Requirement — Go through the lines below and tally those containing the string "JSON". Respond with the number only.

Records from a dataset
------------------------------

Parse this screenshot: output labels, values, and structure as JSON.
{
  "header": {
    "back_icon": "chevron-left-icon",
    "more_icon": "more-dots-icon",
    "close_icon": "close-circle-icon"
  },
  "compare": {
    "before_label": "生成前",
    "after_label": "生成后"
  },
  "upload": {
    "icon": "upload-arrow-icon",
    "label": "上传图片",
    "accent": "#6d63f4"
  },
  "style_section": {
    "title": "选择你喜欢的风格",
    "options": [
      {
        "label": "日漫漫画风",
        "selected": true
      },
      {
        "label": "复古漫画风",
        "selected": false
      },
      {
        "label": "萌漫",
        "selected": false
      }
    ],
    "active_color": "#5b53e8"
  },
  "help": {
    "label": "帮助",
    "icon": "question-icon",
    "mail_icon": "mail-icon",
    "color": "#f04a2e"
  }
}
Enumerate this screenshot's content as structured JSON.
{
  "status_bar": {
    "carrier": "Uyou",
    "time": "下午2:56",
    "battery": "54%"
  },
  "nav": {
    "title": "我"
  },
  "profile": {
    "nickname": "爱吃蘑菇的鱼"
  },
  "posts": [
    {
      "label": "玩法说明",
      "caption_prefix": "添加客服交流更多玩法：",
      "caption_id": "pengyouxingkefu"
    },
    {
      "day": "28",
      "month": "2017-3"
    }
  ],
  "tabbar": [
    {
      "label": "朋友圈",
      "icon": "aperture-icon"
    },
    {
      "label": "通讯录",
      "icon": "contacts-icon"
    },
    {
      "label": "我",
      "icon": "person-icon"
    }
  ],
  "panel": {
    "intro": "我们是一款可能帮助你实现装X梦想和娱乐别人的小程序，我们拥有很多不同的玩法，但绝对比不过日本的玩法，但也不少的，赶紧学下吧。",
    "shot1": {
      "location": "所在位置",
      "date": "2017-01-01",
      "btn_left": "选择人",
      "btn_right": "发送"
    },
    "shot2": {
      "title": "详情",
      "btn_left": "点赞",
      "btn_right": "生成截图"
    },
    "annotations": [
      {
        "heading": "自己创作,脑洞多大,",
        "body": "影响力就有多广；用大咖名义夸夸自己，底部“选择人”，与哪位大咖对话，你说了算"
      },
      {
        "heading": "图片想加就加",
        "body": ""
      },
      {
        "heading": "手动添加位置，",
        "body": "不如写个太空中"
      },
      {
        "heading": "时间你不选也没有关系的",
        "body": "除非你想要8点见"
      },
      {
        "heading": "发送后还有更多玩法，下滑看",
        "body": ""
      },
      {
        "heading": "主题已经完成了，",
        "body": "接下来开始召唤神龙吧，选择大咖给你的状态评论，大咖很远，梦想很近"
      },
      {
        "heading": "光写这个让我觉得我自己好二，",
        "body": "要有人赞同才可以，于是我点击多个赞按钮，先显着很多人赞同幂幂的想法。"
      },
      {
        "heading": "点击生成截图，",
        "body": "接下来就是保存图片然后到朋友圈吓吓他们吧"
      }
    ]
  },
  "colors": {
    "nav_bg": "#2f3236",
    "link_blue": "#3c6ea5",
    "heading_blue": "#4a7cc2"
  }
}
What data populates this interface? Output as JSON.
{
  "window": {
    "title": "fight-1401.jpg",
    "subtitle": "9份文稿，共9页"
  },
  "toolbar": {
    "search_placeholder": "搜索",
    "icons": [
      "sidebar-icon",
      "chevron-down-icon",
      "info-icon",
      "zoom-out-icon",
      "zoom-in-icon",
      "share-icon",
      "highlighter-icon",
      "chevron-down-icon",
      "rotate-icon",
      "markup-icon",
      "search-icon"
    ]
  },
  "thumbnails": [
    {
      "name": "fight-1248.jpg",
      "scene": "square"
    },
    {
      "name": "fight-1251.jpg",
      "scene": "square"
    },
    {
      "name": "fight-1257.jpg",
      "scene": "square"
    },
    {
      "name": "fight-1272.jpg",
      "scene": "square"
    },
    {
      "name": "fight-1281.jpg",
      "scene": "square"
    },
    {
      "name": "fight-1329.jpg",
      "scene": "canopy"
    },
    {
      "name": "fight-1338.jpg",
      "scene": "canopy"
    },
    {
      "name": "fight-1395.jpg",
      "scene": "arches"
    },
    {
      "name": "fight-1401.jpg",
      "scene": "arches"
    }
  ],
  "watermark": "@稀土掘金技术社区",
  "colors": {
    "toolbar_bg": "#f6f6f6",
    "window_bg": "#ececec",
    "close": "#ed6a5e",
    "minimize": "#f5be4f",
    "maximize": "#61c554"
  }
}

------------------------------

Task answer — 3